▼▼▼

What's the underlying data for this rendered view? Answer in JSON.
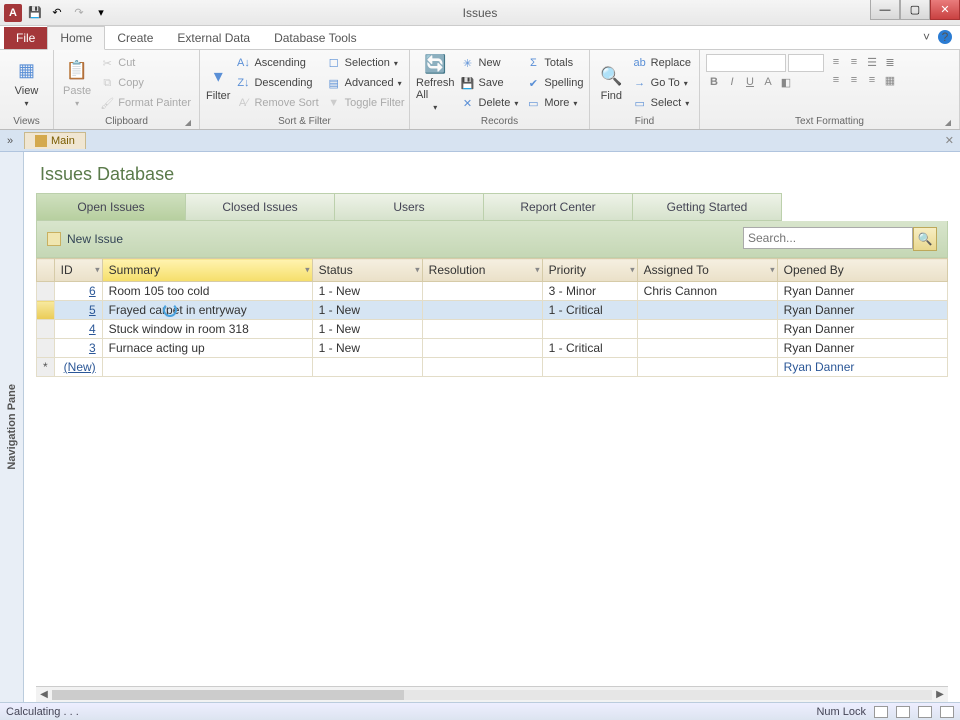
{
  "window": {
    "title": "Issues"
  },
  "qat": {
    "save": "💾",
    "undo": "↶",
    "redo": "↷",
    "custom": "▾"
  },
  "tabs": {
    "file": "File",
    "home": "Home",
    "create": "Create",
    "external": "External Data",
    "dbtools": "Database Tools"
  },
  "ribbon": {
    "views": {
      "view": "View",
      "group": "Views"
    },
    "clipboard": {
      "paste": "Paste",
      "cut": "Cut",
      "copy": "Copy",
      "fmt": "Format Painter",
      "group": "Clipboard"
    },
    "sortfilter": {
      "filter": "Filter",
      "asc": "Ascending",
      "desc": "Descending",
      "remove": "Remove Sort",
      "selection": "Selection",
      "advanced": "Advanced",
      "toggle": "Toggle Filter",
      "group": "Sort & Filter"
    },
    "records": {
      "refresh": "Refresh All",
      "new": "New",
      "save": "Save",
      "delete": "Delete",
      "totals": "Totals",
      "spelling": "Spelling",
      "more": "More",
      "group": "Records"
    },
    "find": {
      "find": "Find",
      "replace": "Replace",
      "goto": "Go To",
      "select": "Select",
      "group": "Find"
    },
    "textfmt": {
      "group": "Text Formatting"
    }
  },
  "doctab": {
    "main": "Main"
  },
  "navpane": {
    "label": "Navigation Pane"
  },
  "db": {
    "heading": "Issues Database",
    "tabs": {
      "open": "Open Issues",
      "closed": "Closed Issues",
      "users": "Users",
      "report": "Report Center",
      "started": "Getting Started"
    },
    "newissue": "New Issue",
    "search_placeholder": "Search..."
  },
  "grid": {
    "cols": {
      "id": "ID",
      "summary": "Summary",
      "status": "Status",
      "resolution": "Resolution",
      "priority": "Priority",
      "assigned": "Assigned To",
      "opened": "Opened By"
    },
    "rows": [
      {
        "id": "6",
        "summary": "Room 105 too cold",
        "status": "1 - New",
        "resolution": "",
        "priority": "3 - Minor",
        "assigned": "Chris Cannon",
        "opened": "Ryan Danner"
      },
      {
        "id": "5",
        "summary": "Frayed carpet in entryway",
        "status": "1 - New",
        "resolution": "",
        "priority": "1 - Critical",
        "assigned": "",
        "opened": "Ryan Danner"
      },
      {
        "id": "4",
        "summary": "Stuck window in room 318",
        "status": "1 - New",
        "resolution": "",
        "priority": "",
        "assigned": "",
        "opened": "Ryan Danner"
      },
      {
        "id": "3",
        "summary": "Furnace acting up",
        "status": "1 - New",
        "resolution": "",
        "priority": "1 - Critical",
        "assigned": "",
        "opened": "Ryan Danner"
      }
    ],
    "newrow": {
      "label": "(New)",
      "opened": "Ryan Danner"
    }
  },
  "status": {
    "left": "Calculating . . .",
    "numlock": "Num Lock"
  }
}
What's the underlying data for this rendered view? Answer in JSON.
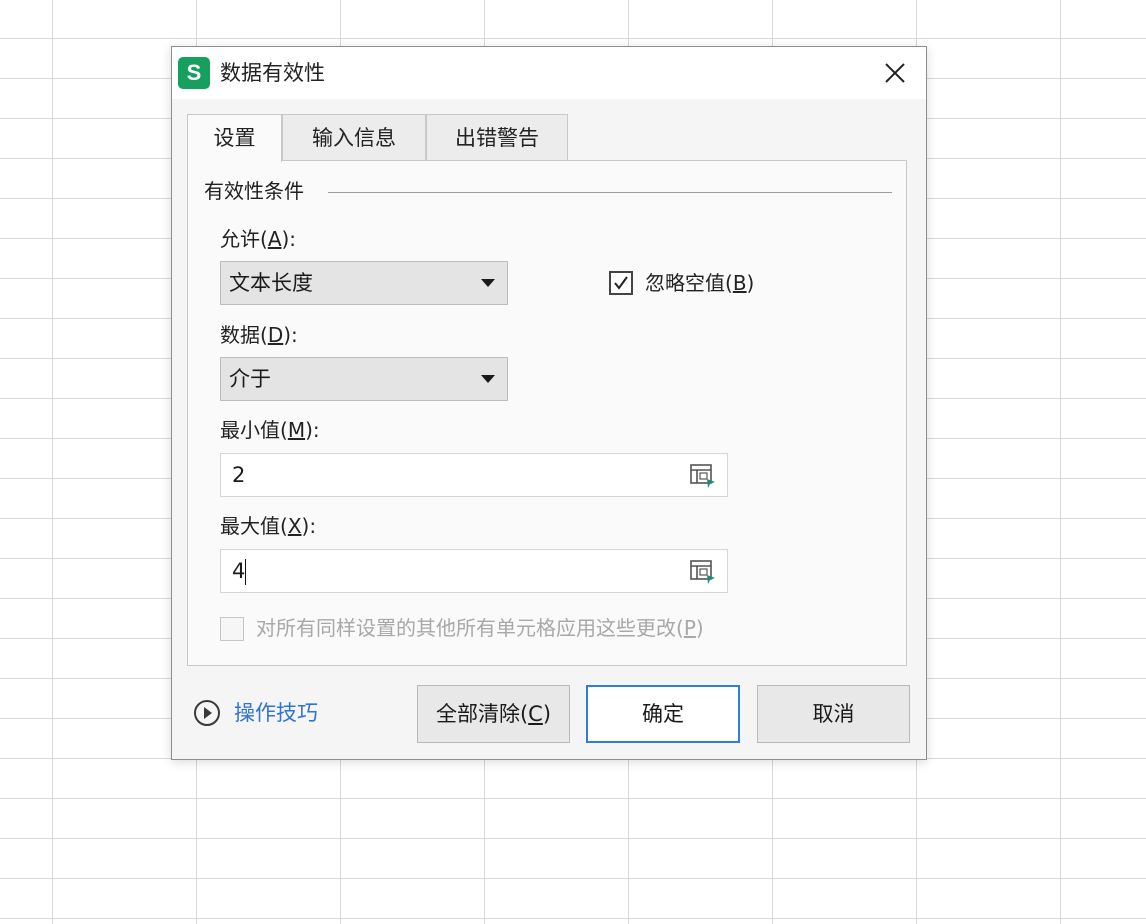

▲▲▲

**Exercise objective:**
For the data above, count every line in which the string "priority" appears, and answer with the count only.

**Problem solution:**
5